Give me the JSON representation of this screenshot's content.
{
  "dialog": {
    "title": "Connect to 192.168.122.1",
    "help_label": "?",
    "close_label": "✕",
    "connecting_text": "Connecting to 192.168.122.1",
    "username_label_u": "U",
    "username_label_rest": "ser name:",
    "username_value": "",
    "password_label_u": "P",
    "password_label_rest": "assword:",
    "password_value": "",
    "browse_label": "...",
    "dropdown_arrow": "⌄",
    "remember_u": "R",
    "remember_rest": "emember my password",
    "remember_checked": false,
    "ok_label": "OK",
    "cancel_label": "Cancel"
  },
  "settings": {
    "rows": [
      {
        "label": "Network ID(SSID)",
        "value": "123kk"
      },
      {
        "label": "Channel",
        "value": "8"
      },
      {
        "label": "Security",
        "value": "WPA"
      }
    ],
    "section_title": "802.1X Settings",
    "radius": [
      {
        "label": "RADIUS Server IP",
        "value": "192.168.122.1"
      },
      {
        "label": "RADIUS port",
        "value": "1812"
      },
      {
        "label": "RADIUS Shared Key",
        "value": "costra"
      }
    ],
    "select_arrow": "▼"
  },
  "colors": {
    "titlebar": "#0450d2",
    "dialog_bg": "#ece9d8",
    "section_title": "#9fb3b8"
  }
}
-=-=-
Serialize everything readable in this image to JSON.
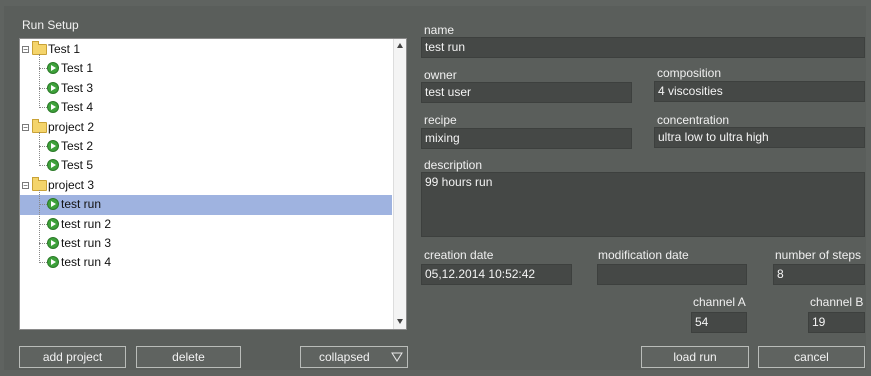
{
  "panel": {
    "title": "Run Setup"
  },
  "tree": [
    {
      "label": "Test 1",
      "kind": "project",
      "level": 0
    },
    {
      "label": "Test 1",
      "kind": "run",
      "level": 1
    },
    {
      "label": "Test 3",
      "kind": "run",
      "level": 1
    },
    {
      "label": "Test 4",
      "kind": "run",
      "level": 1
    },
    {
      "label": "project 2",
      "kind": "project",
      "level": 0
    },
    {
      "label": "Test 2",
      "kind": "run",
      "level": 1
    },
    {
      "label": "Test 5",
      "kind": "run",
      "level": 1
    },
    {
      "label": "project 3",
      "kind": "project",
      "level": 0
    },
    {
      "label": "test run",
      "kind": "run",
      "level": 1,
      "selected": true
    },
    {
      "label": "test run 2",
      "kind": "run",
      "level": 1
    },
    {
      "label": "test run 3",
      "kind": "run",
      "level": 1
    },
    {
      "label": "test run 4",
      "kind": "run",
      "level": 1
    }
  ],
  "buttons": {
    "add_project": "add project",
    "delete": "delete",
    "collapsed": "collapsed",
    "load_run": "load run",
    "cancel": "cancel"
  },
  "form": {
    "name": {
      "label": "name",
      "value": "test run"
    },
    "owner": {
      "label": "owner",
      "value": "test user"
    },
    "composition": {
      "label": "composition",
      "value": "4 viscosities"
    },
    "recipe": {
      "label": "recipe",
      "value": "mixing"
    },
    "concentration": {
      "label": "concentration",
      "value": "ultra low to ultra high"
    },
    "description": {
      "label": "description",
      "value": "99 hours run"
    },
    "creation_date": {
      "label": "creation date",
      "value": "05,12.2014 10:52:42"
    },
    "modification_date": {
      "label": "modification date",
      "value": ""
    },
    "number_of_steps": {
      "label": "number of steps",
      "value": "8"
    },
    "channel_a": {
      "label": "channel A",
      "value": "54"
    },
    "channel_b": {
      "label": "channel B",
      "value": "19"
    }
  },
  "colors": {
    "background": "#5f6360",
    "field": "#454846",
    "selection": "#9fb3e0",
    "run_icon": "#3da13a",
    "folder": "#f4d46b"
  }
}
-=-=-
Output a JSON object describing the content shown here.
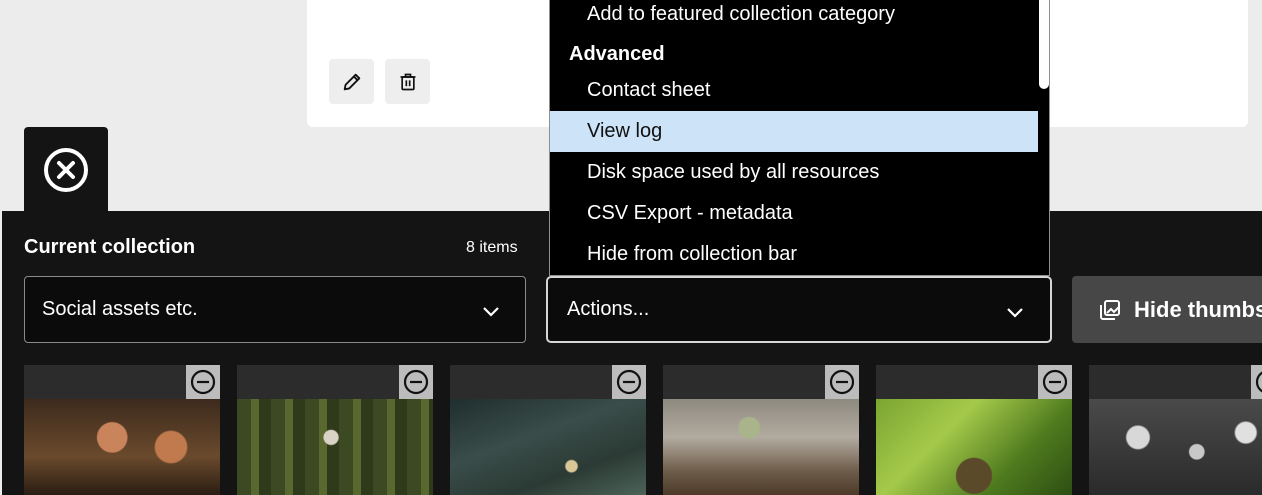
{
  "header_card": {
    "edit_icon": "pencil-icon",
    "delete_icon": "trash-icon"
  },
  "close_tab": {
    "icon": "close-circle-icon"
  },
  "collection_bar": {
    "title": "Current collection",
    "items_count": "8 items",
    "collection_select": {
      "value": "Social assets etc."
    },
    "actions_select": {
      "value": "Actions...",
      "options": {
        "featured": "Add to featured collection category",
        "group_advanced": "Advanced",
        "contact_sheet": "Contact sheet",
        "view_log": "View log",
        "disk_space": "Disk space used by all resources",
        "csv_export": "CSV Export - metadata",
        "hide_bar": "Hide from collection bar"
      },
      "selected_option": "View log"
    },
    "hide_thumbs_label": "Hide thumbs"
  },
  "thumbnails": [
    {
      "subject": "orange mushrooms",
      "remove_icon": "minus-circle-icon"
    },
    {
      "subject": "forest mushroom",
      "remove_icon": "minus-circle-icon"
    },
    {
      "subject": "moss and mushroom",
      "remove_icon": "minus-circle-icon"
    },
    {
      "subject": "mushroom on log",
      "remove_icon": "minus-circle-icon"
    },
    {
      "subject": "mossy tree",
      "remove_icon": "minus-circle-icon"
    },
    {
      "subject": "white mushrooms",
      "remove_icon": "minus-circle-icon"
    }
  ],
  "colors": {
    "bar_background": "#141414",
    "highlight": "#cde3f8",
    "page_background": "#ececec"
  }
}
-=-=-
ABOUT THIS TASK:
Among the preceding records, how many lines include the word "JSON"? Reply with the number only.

EXERCISE RESPONSE:
3